  • Water: Clematis prefer a moist environment, so make sure you water your plant regularly. Add some mulch around the base of your clematis to help retain moisture in the soil.
  • Why this plant is a good fit: Not all clematis plants bloom with purple flowers. Some grow beautiful blooms of light pink or white, making them a colorful addition to your garden.

13. Chinese Money Plant (Pilea peperomioides)

A Chinese Money Plant in an orange pot on table.

The Chinese money plant – often called the pancake plant, is well-known for its round, charming, pancake-like leaves. When staked or placed near a trellis for support, this unique dark-green houseplant will climb upward like a vine. Its thin, round leaves make it a fun accent plant for any part of the home.

  • Sun needs: The pilea likes to be in bright, indirect light. If it is placed in direct sun, it could burn the leaves. Rotate the plant a few times a week to keep it upright, since it likes to grow toward the sun.
  • Water: It’s time to water your Chinese money plant when approximately 75% of the top of the soil is dry. Add enough water until it flows through the drainage holes in your pot, then discard any water left in the saucer.
  • Why this plant is a good fit: This climbing houseplant is a fast grower, easy to care for, and adds a fun, unique piece of greenery to a home or office space.

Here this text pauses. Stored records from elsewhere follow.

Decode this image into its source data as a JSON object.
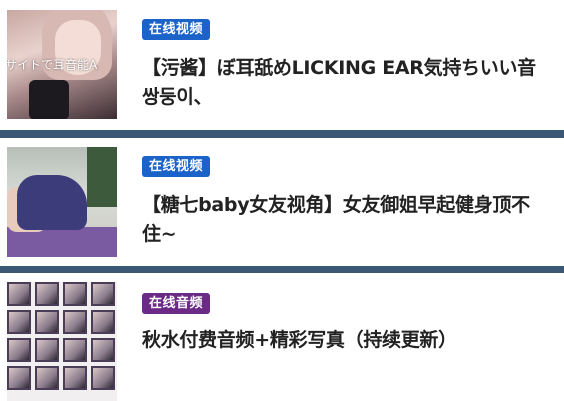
{
  "items": [
    {
      "badge": "在线视频",
      "badge_color": "#1b63c9",
      "title": "【污酱】ぼ耳舐めLICKING EAR気持ちいい音 쌍둥이、",
      "thumbnail_overlay_text": "サイトで耳音能A"
    },
    {
      "badge": "在线视频",
      "badge_color": "#1b63c9",
      "title": "【糖七baby女友视角】女友御姐早起健身顶不住~",
      "thumbnail_overlay_text": ""
    },
    {
      "badge": "在线音频",
      "badge_color": "#6a2a86",
      "title": "秋水付费音频+精彩写真（持续更新）",
      "thumbnail_overlay_text": ""
    }
  ],
  "colors": {
    "divider": "#3a5876",
    "title_text": "#222222"
  }
}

14. String of Hearts (Ceropegia woodii)

A String of Hearts plant in a white pot.

The string of hearts is a vining succulent with variegated, heart-shaped leaves featuring beautiful silver markings with cream, pink, and green. This unique succulent also has vibrant purple stems that get to a length of between three and nine feet long. Hang it in a basket and enjoy its cascading vines that come down like a beautiful waterfall.

  • Sun needs: Keep the string of hearts in a sunny area that doesn’t get too much direct light. If the plant is in direct sun, it may cause the leaves to dry out or stunt its growth. You can take it outside for three to four hours every day to give it some indirect sunlight and afternoon shade.
  • Water: Soak the plant in the spring and summer when the top two to three inches of soil are completely dry. The string of hearts goes dormant in the winter, so you should only water it once every few weeks during this time of year.
  • Why this plant is a good fit: The long, purple vines and colorful leaves make this trailing, climbing houseplant a gorgeous addition to an indoor garden, sunroom, or office area.

15. Monstera (Monstera adansonii)

A Monstera plant in a white pot.

The monstera has easily become one of the most popular climbing houseplants as of late. This tropical plant is native to Central America. Holes that naturally form in the leaves have given it the nickname “the Swiss cheese plant.” The gorgeous, dark green leaves lend a tropical vibe to your home and will transform your space into a lush, island-like oasis.

  • Sun needs: The monstera does best in bright to medium indirect light, although it may acclimate to handle more frequent direct light if it’s introduced to it slowly.
  • Water: Water your monstera with room-temperature water every one to two weeks, allowing the soil to dry out in-between waterings.
  • Why this plant is a good fit: This gorgeous tropical plant grows upward and creates a luscious element for a home or office.